→ **Task details**: Examine each line in the records below for the word "pentru". Report how many lines contain it, and nothing else.

────────────────────────────────────────

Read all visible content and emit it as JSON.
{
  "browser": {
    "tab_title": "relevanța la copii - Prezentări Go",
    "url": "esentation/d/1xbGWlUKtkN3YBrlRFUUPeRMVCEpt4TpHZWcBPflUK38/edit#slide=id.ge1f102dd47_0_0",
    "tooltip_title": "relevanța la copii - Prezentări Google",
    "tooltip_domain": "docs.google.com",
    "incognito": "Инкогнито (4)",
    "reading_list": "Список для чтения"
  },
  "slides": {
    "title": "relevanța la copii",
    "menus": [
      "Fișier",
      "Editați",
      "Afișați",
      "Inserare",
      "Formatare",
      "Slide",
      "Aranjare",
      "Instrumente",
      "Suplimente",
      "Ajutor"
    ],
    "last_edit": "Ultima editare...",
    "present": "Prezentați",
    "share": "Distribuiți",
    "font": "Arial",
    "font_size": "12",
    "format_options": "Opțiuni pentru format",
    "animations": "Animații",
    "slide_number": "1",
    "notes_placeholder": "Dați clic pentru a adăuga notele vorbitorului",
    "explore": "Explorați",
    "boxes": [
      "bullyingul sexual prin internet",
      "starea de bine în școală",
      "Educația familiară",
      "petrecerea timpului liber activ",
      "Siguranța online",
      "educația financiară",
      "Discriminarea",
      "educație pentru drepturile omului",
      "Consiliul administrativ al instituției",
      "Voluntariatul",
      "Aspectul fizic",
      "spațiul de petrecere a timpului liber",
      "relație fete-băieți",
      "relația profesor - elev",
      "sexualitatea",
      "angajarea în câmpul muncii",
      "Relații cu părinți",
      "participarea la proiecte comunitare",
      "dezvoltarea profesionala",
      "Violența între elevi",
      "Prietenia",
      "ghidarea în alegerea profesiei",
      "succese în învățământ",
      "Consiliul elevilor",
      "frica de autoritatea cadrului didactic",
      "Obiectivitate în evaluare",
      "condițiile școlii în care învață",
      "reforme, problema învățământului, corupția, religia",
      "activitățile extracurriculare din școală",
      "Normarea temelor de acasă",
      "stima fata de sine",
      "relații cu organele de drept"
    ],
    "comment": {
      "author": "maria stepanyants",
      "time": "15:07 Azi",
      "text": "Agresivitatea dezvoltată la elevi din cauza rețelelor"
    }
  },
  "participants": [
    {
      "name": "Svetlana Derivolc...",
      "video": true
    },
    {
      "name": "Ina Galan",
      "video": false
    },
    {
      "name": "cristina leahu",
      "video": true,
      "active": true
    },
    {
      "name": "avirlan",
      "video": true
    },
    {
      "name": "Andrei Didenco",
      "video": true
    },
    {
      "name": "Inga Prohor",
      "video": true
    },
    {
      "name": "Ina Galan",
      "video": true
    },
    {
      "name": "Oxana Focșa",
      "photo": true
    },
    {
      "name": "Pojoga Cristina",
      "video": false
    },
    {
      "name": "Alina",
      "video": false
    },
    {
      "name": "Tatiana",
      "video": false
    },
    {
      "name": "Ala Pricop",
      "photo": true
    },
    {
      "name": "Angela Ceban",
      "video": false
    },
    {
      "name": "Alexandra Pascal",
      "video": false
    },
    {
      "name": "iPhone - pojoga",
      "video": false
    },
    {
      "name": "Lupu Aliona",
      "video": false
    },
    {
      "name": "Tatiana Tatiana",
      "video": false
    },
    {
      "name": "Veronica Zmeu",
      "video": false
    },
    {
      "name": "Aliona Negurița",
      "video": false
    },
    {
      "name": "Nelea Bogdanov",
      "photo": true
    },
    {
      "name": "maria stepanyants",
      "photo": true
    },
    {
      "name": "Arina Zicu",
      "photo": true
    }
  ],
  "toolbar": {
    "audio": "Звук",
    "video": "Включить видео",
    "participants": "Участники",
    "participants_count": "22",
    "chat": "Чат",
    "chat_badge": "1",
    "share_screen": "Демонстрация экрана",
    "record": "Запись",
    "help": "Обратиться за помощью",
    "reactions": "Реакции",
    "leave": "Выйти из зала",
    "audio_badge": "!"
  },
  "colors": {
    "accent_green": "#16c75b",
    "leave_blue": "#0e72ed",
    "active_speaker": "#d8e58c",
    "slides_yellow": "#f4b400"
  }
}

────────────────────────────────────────

→ **Result**: 3